╭──

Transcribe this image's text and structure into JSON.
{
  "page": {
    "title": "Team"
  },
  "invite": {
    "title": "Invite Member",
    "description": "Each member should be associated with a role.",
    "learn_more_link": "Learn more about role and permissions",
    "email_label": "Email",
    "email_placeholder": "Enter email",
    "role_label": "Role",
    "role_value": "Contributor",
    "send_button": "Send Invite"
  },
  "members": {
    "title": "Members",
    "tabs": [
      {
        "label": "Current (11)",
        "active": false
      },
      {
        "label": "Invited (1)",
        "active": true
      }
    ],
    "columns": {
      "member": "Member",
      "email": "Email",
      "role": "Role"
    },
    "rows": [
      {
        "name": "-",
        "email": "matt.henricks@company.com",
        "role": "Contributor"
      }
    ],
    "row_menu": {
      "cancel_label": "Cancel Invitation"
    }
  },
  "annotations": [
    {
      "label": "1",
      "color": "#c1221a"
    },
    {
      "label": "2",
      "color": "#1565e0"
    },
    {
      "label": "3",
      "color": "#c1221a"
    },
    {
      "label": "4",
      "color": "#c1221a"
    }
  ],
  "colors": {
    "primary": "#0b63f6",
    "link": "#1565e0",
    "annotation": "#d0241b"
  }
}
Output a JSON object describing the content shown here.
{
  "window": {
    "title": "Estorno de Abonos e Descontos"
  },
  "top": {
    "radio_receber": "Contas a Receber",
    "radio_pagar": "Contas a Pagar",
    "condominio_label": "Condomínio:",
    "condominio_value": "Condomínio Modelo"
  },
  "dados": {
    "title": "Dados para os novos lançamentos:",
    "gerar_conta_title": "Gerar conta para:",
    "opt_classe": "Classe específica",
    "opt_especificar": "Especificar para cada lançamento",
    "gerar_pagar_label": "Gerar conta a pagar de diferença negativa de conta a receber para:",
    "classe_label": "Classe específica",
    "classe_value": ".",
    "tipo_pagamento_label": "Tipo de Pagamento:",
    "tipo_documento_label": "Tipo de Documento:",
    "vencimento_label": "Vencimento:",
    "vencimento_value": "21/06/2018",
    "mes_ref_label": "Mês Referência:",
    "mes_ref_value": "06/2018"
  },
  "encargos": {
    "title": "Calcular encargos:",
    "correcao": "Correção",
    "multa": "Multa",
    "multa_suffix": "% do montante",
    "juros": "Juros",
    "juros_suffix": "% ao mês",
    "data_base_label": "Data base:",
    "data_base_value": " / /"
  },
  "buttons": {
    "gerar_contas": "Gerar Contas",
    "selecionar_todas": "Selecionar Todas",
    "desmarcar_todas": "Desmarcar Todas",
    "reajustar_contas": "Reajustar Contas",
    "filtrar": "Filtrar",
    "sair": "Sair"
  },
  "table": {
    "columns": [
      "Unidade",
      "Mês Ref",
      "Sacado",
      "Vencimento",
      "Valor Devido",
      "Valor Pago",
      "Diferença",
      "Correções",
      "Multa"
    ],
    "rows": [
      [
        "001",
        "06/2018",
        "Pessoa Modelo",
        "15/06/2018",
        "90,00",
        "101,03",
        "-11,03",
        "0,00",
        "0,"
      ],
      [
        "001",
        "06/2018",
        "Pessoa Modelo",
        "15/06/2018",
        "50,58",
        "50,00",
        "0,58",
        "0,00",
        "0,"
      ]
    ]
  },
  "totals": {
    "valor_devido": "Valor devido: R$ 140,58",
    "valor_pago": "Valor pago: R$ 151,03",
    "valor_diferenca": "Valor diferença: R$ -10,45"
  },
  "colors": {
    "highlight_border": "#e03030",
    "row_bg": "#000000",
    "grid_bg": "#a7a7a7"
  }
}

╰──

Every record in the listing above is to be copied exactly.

Transcribe this image's text and structure into JSON.
{
  "page": {
    "title": "Team"
  },
  "invite": {
    "title": "Invite Member",
    "description": "Each member should be associated with a role.",
    "learn_more_link": "Learn more about role and permissions",
    "email_label": "Email",
    "email_placeholder": "Enter email",
    "role_label": "Role",
    "role_value": "Contributor",
    "send_button": "Send Invite"
  },
  "members": {
    "title": "Members",
    "tabs": [
      {
        "label": "Current (11)",
        "active": false
      },
      {
        "label": "Invited (1)",
        "active": true
      }
    ],
    "columns": {
      "member": "Member",
      "email": "Email",
      "role": "Role"
    },
    "rows": [
      {
        "name": "-",
        "email": "matt.henricks@company.com",
        "role": "Contributor"
      }
    ],
    "row_menu": {
      "cancel_label": "Cancel Invitation"
    }
  },
  "annotations": [
    {
      "label": "1",
      "color": "#c1221a"
    },
    {
      "label": "2",
      "color": "#1565e0"
    },
    {
      "label": "3",
      "color": "#c1221a"
    },
    {
      "label": "4",
      "color": "#c1221a"
    }
  ],
  "colors": {
    "primary": "#0b63f6",
    "link": "#1565e0",
    "annotation": "#d0241b"
  }
}
Output a JSON object describing the content shown here.
{
  "window": {
    "title": "Estorno de Abonos e Descontos"
  },
  "top": {
    "radio_receber": "Contas a Receber",
    "radio_pagar": "Contas a Pagar",
    "condominio_label": "Condomínio:",
    "condominio_value": "Condomínio Modelo"
  },
  "dados": {
    "title": "Dados para os novos lançamentos:",
    "gerar_conta_title": "Gerar conta para:",
    "opt_classe": "Classe específica",
    "opt_especificar": "Especificar para cada lançamento",
    "gerar_pagar_label": "Gerar conta a pagar de diferença negativa de conta a receber para:",
    "classe_label": "Classe específica",
    "classe_value": ".",
    "tipo_pagamento_label": "Tipo de Pagamento:",
    "tipo_documento_label": "Tipo de Documento:",
    "vencimento_label": "Vencimento:",
    "vencimento_value": "21/06/2018",
    "mes_ref_label": "Mês Referência:",
    "mes_ref_value": "06/2018"
  },
  "encargos": {
    "title": "Calcular encargos:",
    "correcao": "Correção",
    "multa": "Multa",
    "multa_suffix": "% do montante",
    "juros": "Juros",
    "juros_suffix": "% ao mês",
    "data_base_label": "Data base:",
    "data_base_value": " / /"
  },
  "buttons": {
    "gerar_contas": "Gerar Contas",
    "selecionar_todas": "Selecionar Todas",
    "desmarcar_todas": "Desmarcar Todas",
    "reajustar_contas": "Reajustar Contas",
    "filtrar": "Filtrar",
    "sair": "Sair"
  },
  "table": {
    "columns": [
      "Unidade",
      "Mês Ref",
      "Sacado",
      "Vencimento",
      "Valor Devido",
      "Valor Pago",
      "Diferença",
      "Correções",
      "Multa"
    ],
    "rows": [
      [
        "001",
        "06/2018",
        "Pessoa Modelo",
        "15/06/2018",
        "90,00",
        "101,03",
        "-11,03",
        "0,00",
        "0,"
      ],
      [
        "001",
        "06/2018",
        "Pessoa Modelo",
        "15/06/2018",
        "50,58",
        "50,00",
        "0,58",
        "0,00",
        "0,"
      ]
    ]
  },
  "totals": {
    "valor_devido": "Valor devido: R$ 140,58",
    "valor_pago": "Valor pago: R$ 151,03",
    "valor_diferenca": "Valor diferença: R$ -10,45"
  },
  "colors": {
    "highlight_border": "#e03030",
    "row_bg": "#000000",
    "grid_bg": "#a7a7a7"
  }
}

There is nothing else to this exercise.